- [Requirement]:
Copy exactly, and copy nothing else: the line that contains "What's the underlying" and all lines after it in the listing, without pictures.

Provided records START

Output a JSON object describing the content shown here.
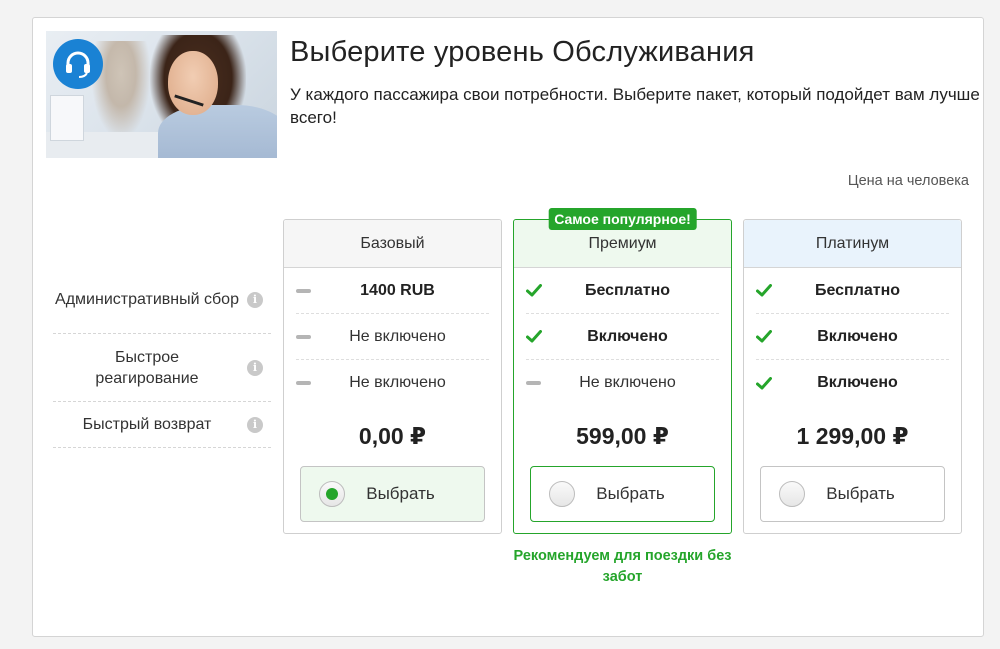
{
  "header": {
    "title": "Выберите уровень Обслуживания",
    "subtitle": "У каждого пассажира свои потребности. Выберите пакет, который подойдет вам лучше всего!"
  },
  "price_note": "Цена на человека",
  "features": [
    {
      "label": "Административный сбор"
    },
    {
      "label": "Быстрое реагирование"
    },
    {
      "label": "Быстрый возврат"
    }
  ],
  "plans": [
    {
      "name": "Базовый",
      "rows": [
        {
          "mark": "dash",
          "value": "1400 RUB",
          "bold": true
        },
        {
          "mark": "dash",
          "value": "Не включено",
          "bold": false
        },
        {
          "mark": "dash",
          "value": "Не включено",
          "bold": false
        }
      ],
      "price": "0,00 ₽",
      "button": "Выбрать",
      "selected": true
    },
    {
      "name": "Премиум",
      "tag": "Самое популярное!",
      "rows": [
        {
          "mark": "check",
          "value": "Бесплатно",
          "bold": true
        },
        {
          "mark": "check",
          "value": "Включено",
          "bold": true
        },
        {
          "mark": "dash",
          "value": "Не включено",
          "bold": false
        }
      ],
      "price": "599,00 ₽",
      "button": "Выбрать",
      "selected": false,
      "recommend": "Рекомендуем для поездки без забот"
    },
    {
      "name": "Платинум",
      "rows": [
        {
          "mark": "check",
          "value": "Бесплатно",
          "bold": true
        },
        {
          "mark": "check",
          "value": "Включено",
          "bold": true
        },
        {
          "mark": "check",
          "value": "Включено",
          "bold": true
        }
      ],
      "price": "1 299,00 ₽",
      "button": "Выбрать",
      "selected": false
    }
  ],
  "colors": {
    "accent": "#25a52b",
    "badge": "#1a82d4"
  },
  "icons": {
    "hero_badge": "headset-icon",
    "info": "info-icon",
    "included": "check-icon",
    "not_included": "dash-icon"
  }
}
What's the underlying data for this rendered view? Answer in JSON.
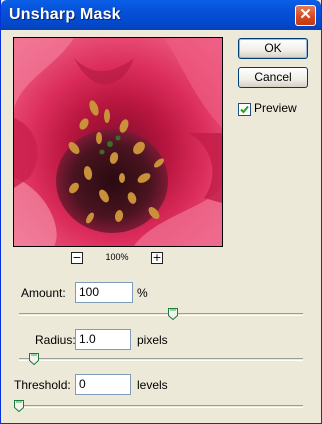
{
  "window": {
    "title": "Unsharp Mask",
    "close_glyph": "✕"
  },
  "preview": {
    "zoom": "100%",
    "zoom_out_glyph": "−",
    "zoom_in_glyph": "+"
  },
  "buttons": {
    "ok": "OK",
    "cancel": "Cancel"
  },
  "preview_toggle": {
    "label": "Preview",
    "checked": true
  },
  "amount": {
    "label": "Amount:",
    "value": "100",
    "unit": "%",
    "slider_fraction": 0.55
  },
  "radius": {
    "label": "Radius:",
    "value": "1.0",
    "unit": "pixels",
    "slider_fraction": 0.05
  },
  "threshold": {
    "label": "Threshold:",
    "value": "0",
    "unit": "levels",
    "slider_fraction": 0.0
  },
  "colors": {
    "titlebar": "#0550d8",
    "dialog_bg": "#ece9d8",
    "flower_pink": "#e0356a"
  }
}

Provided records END

- [Completed exercise]:
What's the underlying data for this rendered view? Answer in JSON.
{
  "window": {
    "title": "Unsharp Mask",
    "close_glyph": "✕"
  },
  "preview": {
    "zoom": "100%",
    "zoom_out_glyph": "−",
    "zoom_in_glyph": "+"
  },
  "buttons": {
    "ok": "OK",
    "cancel": "Cancel"
  },
  "preview_toggle": {
    "label": "Preview",
    "checked": true
  },
  "amount": {
    "label": "Amount:",
    "value": "100",
    "unit": "%",
    "slider_fraction": 0.55
  },
  "radius": {
    "label": "Radius:",
    "value": "1.0",
    "unit": "pixels",
    "slider_fraction": 0.05
  },
  "threshold": {
    "label": "Threshold:",
    "value": "0",
    "unit": "levels",
    "slider_fraction": 0.0
  },
  "colors": {
    "titlebar": "#0550d8",
    "dialog_bg": "#ece9d8",
    "flower_pink": "#e0356a"
  }
}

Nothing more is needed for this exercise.